### DIRECTIONS FOR THIS TASK
With the images omitted, return all of the entries exactly as they stand.

### DATA SECTION
....

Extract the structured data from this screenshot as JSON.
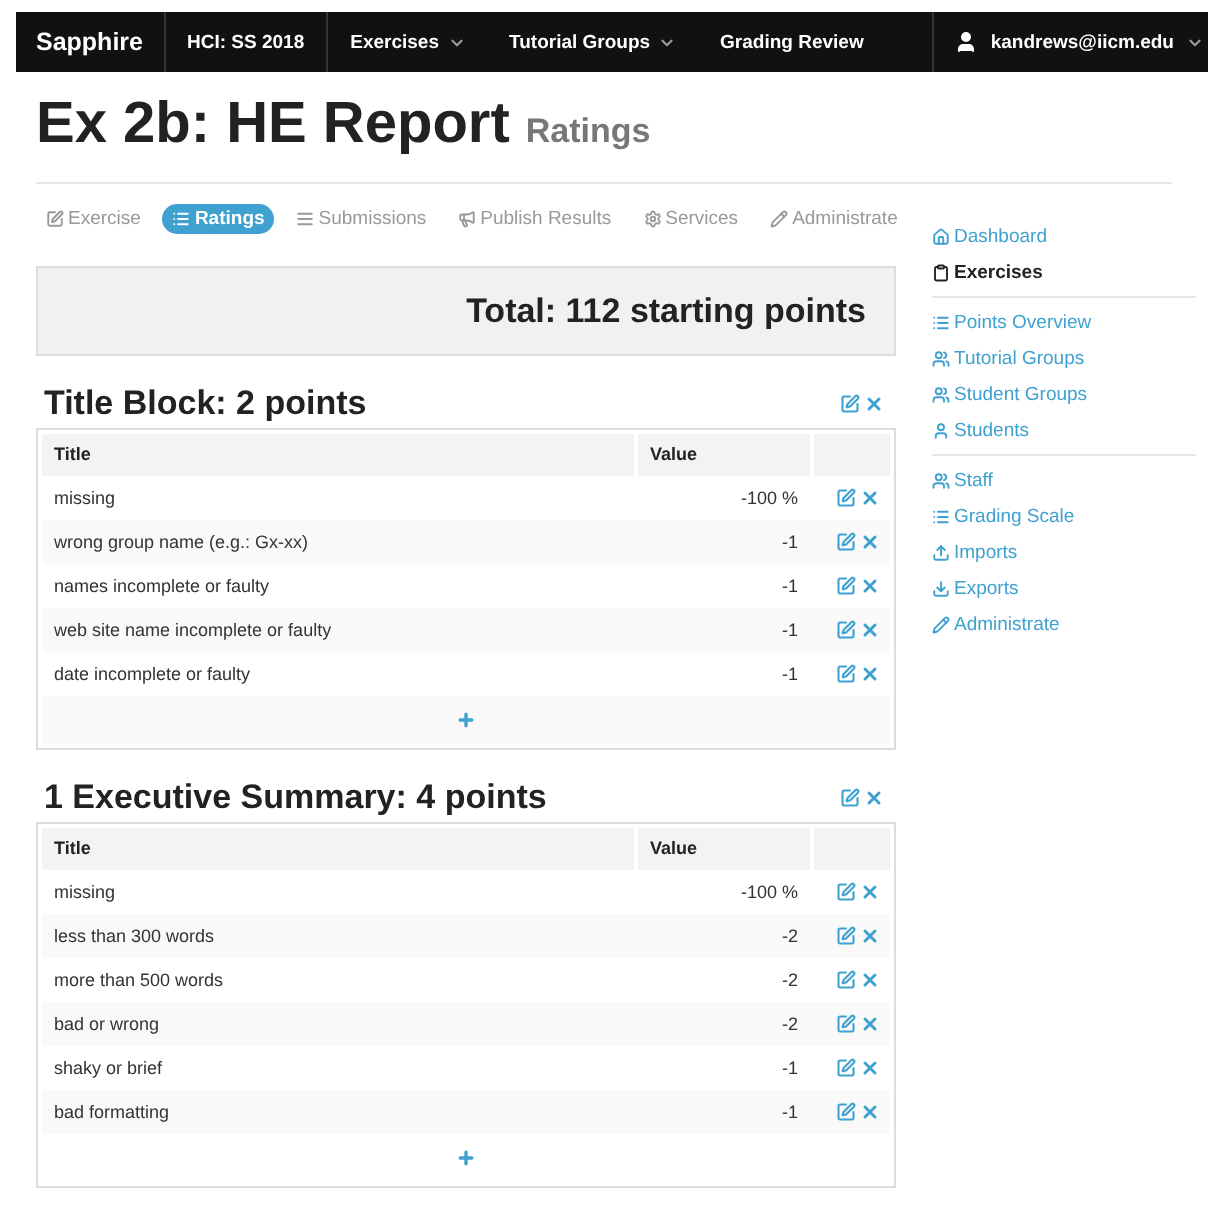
{
  "navbar": {
    "brand": "Sapphire",
    "items": [
      {
        "label": "HCI: SS 2018",
        "dropdown": false
      },
      {
        "label": "Exercises",
        "dropdown": true
      },
      {
        "label": "Tutorial Groups",
        "dropdown": true
      },
      {
        "label": "Grading Review",
        "dropdown": false
      }
    ],
    "user": {
      "label": "kandrews@iicm.edu",
      "dropdown": true
    }
  },
  "page_title": {
    "title": "Ex 2b: HE Report",
    "subtitle": "Ratings"
  },
  "tabs": [
    {
      "label": "Exercise",
      "kind": "edit",
      "selected": false
    },
    {
      "label": "Ratings",
      "kind": "list",
      "selected": true
    },
    {
      "label": "Submissions",
      "kind": "lines",
      "selected": false
    },
    {
      "label": "Publish Results",
      "kind": "megaphone",
      "selected": false
    },
    {
      "label": "Services",
      "kind": "gear",
      "selected": false
    },
    {
      "label": "Administrate",
      "kind": "pencil",
      "selected": false
    }
  ],
  "total": "Total: 112 starting points",
  "groups": [
    {
      "title": "Title Block: 2 points",
      "columns": [
        "Title",
        "Value"
      ],
      "rows": [
        {
          "title": "missing",
          "value": "-100 %"
        },
        {
          "title": "wrong group name (e.g.: Gx-xx)",
          "value": "-1"
        },
        {
          "title": "names incomplete or faulty",
          "value": "-1"
        },
        {
          "title": "web site name incomplete or faulty",
          "value": "-1"
        },
        {
          "title": "date incomplete or faulty",
          "value": "-1"
        }
      ]
    },
    {
      "title": "1 Executive Summary: 4 points",
      "columns": [
        "Title",
        "Value"
      ],
      "rows": [
        {
          "title": "missing",
          "value": "-100 %"
        },
        {
          "title": "less than 300 words",
          "value": "-2"
        },
        {
          "title": "more than 500 words",
          "value": "-2"
        },
        {
          "title": "bad or wrong",
          "value": "-2"
        },
        {
          "title": "shaky or brief",
          "value": "-1"
        },
        {
          "title": "bad formatting",
          "value": "-1"
        }
      ]
    }
  ],
  "sidebar": {
    "sections": [
      [
        {
          "label": "Dashboard",
          "kind": "home",
          "selected": false
        },
        {
          "label": "Exercises",
          "kind": "clipboard",
          "selected": true
        }
      ],
      [
        {
          "label": "Points Overview",
          "kind": "list",
          "selected": false
        },
        {
          "label": "Tutorial Groups",
          "kind": "users",
          "selected": false
        },
        {
          "label": "Student Groups",
          "kind": "users",
          "selected": false
        },
        {
          "label": "Students",
          "kind": "user",
          "selected": false
        }
      ],
      [
        {
          "label": "Staff",
          "kind": "users",
          "selected": false
        },
        {
          "label": "Grading Scale",
          "kind": "list",
          "selected": false
        },
        {
          "label": "Imports",
          "kind": "upload",
          "selected": false
        },
        {
          "label": "Exports",
          "kind": "download",
          "selected": false
        },
        {
          "label": "Administrate",
          "kind": "pencil",
          "selected": false
        }
      ]
    ]
  }
}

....

### OUTPUT OF THE EXERCISE
Extract the structured data from this screenshot as JSON.
{
  "navbar": {
    "brand": "Sapphire",
    "items": [
      {
        "label": "HCI: SS 2018",
        "dropdown": false
      },
      {
        "label": "Exercises",
        "dropdown": true
      },
      {
        "label": "Tutorial Groups",
        "dropdown": true
      },
      {
        "label": "Grading Review",
        "dropdown": false
      }
    ],
    "user": {
      "label": "kandrews@iicm.edu",
      "dropdown": true
    }
  },
  "page_title": {
    "title": "Ex 2b: HE Report",
    "subtitle": "Ratings"
  },
  "tabs": [
    {
      "label": "Exercise",
      "kind": "edit",
      "selected": false
    },
    {
      "label": "Ratings",
      "kind": "list",
      "selected": true
    },
    {
      "label": "Submissions",
      "kind": "lines",
      "selected": false
    },
    {
      "label": "Publish Results",
      "kind": "megaphone",
      "selected": false
    },
    {
      "label": "Services",
      "kind": "gear",
      "selected": false
    },
    {
      "label": "Administrate",
      "kind": "pencil",
      "selected": false
    }
  ],
  "total": "Total: 112 starting points",
  "groups": [
    {
      "title": "Title Block: 2 points",
      "columns": [
        "Title",
        "Value"
      ],
      "rows": [
        {
          "title": "missing",
          "value": "-100 %"
        },
        {
          "title": "wrong group name (e.g.: Gx-xx)",
          "value": "-1"
        },
        {
          "title": "names incomplete or faulty",
          "value": "-1"
        },
        {
          "title": "web site name incomplete or faulty",
          "value": "-1"
        },
        {
          "title": "date incomplete or faulty",
          "value": "-1"
        }
      ]
    },
    {
      "title": "1 Executive Summary: 4 points",
      "columns": [
        "Title",
        "Value"
      ],
      "rows": [
        {
          "title": "missing",
          "value": "-100 %"
        },
        {
          "title": "less than 300 words",
          "value": "-2"
        },
        {
          "title": "more than 500 words",
          "value": "-2"
        },
        {
          "title": "bad or wrong",
          "value": "-2"
        },
        {
          "title": "shaky or brief",
          "value": "-1"
        },
        {
          "title": "bad formatting",
          "value": "-1"
        }
      ]
    }
  ],
  "sidebar": {
    "sections": [
      [
        {
          "label": "Dashboard",
          "kind": "home",
          "selected": false
        },
        {
          "label": "Exercises",
          "kind": "clipboard",
          "selected": true
        }
      ],
      [
        {
          "label": "Points Overview",
          "kind": "list",
          "selected": false
        },
        {
          "label": "Tutorial Groups",
          "kind": "users",
          "selected": false
        },
        {
          "label": "Student Groups",
          "kind": "users",
          "selected": false
        },
        {
          "label": "Students",
          "kind": "user",
          "selected": false
        }
      ],
      [
        {
          "label": "Staff",
          "kind": "users",
          "selected": false
        },
        {
          "label": "Grading Scale",
          "kind": "list",
          "selected": false
        },
        {
          "label": "Imports",
          "kind": "upload",
          "selected": false
        },
        {
          "label": "Exports",
          "kind": "download",
          "selected": false
        },
        {
          "label": "Administrate",
          "kind": "pencil",
          "selected": false
        }
      ]
    ]
  }
}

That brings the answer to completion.